PC: Interacting with the actors. It’s great going into rehearsal with an image of what you want, and during the rehearsal process people will try new things and get something ten times better. We end up with a collaboration that’s greater than all of us. It’s something that is the sum total of everybody. It’s amazing stuff.
MC: Can you tell us a bit about the plot of your studio?
PC: It is a 20th century rendition of “Faust,” more so Goethe’s “Faust.” Mikhail Bulgakov saw it 40 times before he became an adult; he loved it. The story itself starts when Satan, under the guise of a professor named Woland, comes to Moscow and wreaks havoc amongst the intellectuals. They’re dying, others are going to the insane asylums. And while one of them is in the asylum, he meets this man called the Master, a counter-cultural figure who’s just trying to make good art. He’s been having this love affair with this woman called Margarita – hence the title “The Master and Margarita.” Woland asks Margarita to be the hostess at his annual ball in exchange for being reunited with the Master. She does this, and this ball is a prime example found in all Russian literature, especially with Dostoyevsky’s novels. It is a satire on Communist Russia, from the opening line to the end line, and I kept as much of that as I could, but I chose to focus more on the philosophical and theological issues that Bulgakov fleshes out in the Faust tradition. Anyway, after the ball, things happen.
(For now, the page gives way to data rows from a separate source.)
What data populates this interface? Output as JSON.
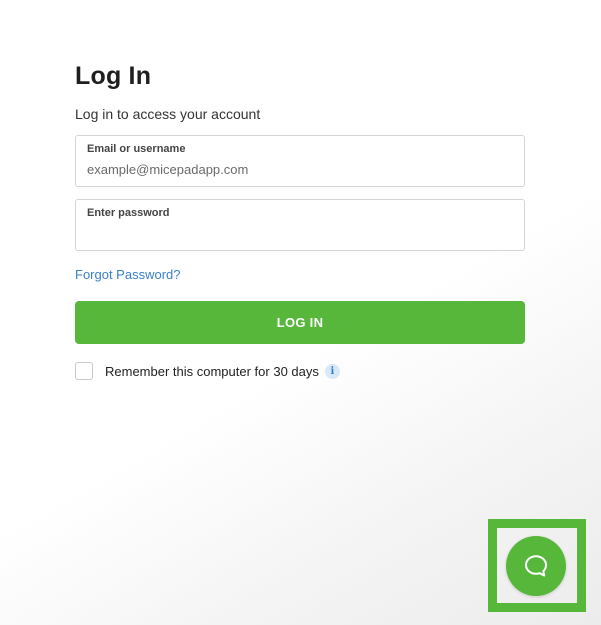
{
  "login": {
    "title": "Log In",
    "subtitle": "Log in to access your account",
    "email_label": "Email or username",
    "email_placeholder": "example@micepadapp.com",
    "password_label": "Enter password",
    "password_placeholder": "",
    "forgot_link": "Forgot Password?",
    "login_button": "LOG IN",
    "remember_label": "Remember this computer for 30 days",
    "remember_checked": false,
    "info_icon": "info-icon"
  },
  "chat": {
    "icon": "chat-bubble-icon"
  },
  "colors": {
    "accent": "#56b73b",
    "link": "#3a80c7"
  }
}
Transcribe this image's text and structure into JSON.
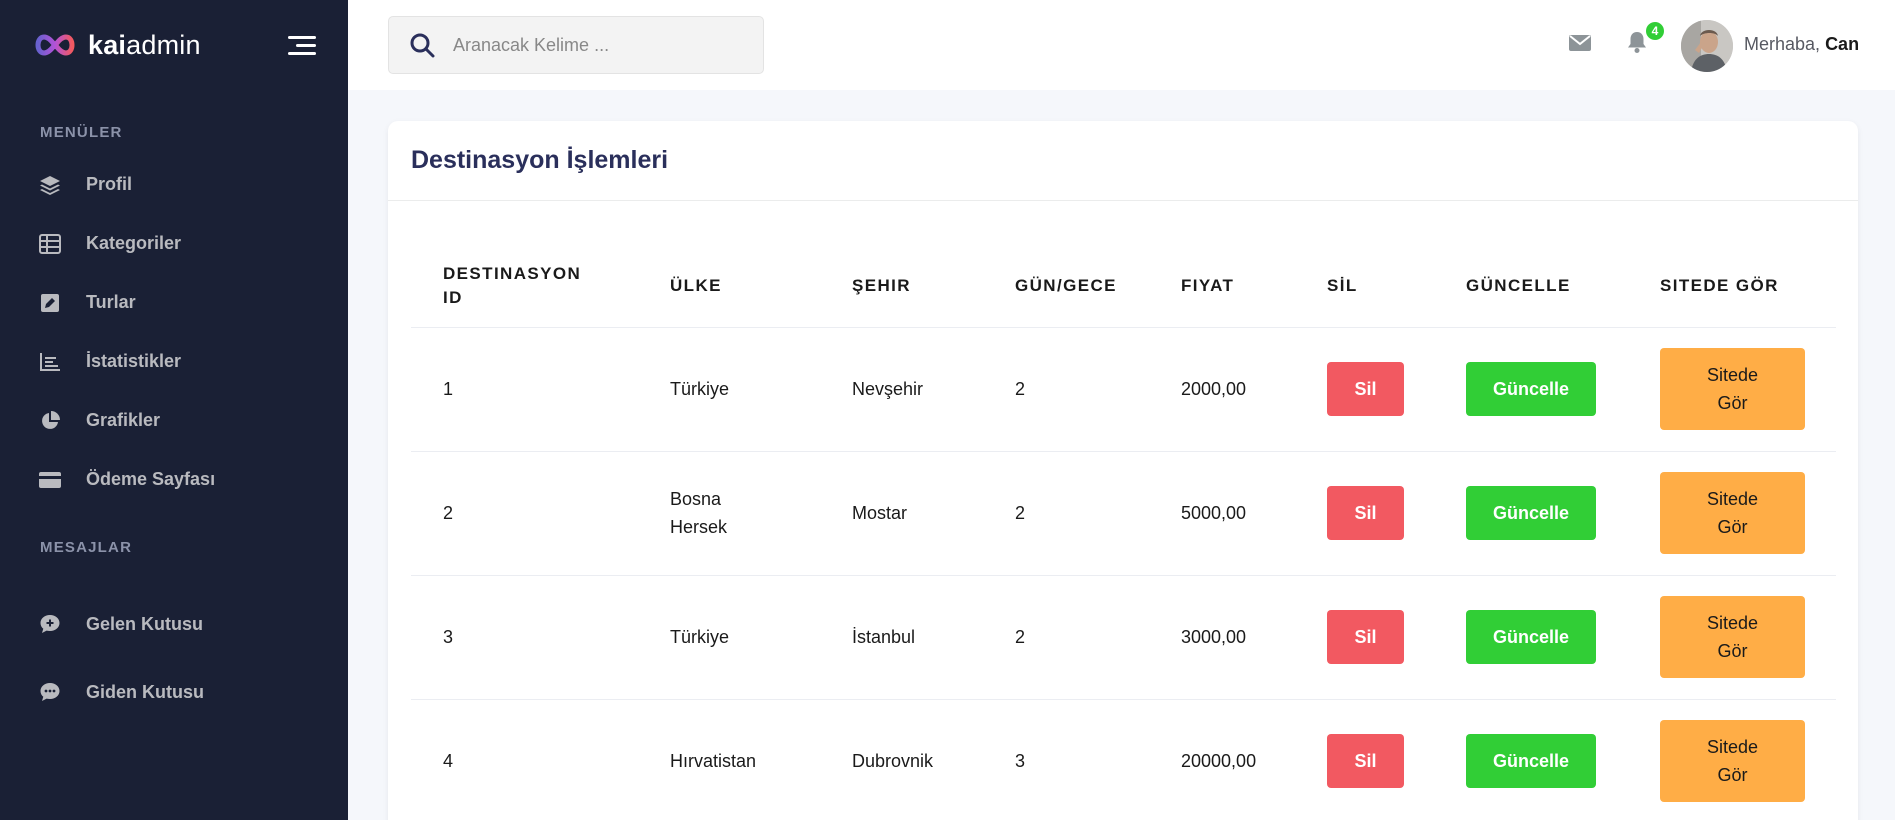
{
  "brand": {
    "bold": "kai",
    "light": "admin"
  },
  "sidebar": {
    "sections": [
      {
        "title": "MENÜLER"
      },
      {
        "title": "MESAJLAR"
      }
    ],
    "menu_items": [
      {
        "label": "Profil",
        "icon": "layers-icon"
      },
      {
        "label": "Kategoriler",
        "icon": "table-icon"
      },
      {
        "label": "Turlar",
        "icon": "edit-square-icon"
      },
      {
        "label": "İstatistikler",
        "icon": "bar-chart-icon"
      },
      {
        "label": "Grafikler",
        "icon": "pie-chart-icon"
      },
      {
        "label": "Ödeme Sayfası",
        "icon": "credit-card-icon"
      }
    ],
    "message_items": [
      {
        "label": "Gelen Kutusu",
        "icon": "chat-plus-icon"
      },
      {
        "label": "Giden Kutusu",
        "icon": "chat-dots-icon"
      }
    ]
  },
  "header": {
    "search_placeholder": "Aranacak Kelime ...",
    "notification_count": "4",
    "greeting": "Merhaba,",
    "user_name": "Can"
  },
  "card": {
    "title": "Destinasyon İşlemleri"
  },
  "table": {
    "columns": [
      "DESTINASYON ID",
      "ÜLKE",
      "ŞEHIR",
      "GÜN/GECE",
      "FIYAT",
      "SİL",
      "GÜNCELLE",
      "SITEDE GÖR"
    ],
    "rows": [
      {
        "id": "1",
        "country": "Türkiye",
        "city": "Nevşehir",
        "days": "2",
        "price": "2000,00"
      },
      {
        "id": "2",
        "country": "Bosna Hersek",
        "city": "Mostar",
        "days": "2",
        "price": "5000,00"
      },
      {
        "id": "3",
        "country": "Türkiye",
        "city": "İstanbul",
        "days": "2",
        "price": "3000,00"
      },
      {
        "id": "4",
        "country": "Hırvatistan",
        "city": "Dubrovnik",
        "days": "3",
        "price": "20000,00"
      }
    ],
    "buttons": {
      "delete": "Sil",
      "update": "Güncelle",
      "view": "Sitede Gör"
    }
  },
  "colors": {
    "sidebar_bg": "#1a2035",
    "delete": "#f25961",
    "update": "#31ce36",
    "view": "#ffad46",
    "badge": "#31ce36"
  }
}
You have to come see the show to find out.
MC: What’s the process that drama majors go through with their studios?
PC: It’s really a two-year process. You pick your studio during the first semester of your junior year. Second semester, you write your thesis on your studio. First or second semester of your senior year, you put that studio on. It’s an extremely long, arduous process – very rewarding, but a lot of work. I started going into production at the end of last semester and this past summer to have my designers start working.
MC: So how many hours a week do you put into your studio?
PC: A lot. I mean there’s four hours of rehearsal time a week, an hour’s worth of production that you make. Then there’s the time I spend blocking it, actioning it, analyzing the script, dealing with designing issues and figuring out how it’s going to work. I spend a lot of time with my designers. We have over 20 costumes, a ridiculous set, an insane amount of props … heads get chopped off, tongues get cut out, buckets of blood, people get shot. That’s a lot to do on a hundred-dollar budget. It’s a design-heavy show, so I dedicate a lot of time trying to make it work. Even so, as Stefan Novinski says, “If you’re not working with the actors, you’re indulging yourself.” I would probably say it’s a hefty part-time job, if not even a full-time job.
MC: What do UD students not realize about the drama majors? There are certain clichés about you all, as there are with every major.
PC: Drama majors aren’t clique-y, and we don’t bite. We’re actually quite lovable and cuddly. Another misconception is that we don’t actually do work. We do as much textual analysis as the English majors, we do as much building as the next guy, we write and read just as much as any UD student. With drama majors, you are never done working. You’re always working on two to three shows, nothing less.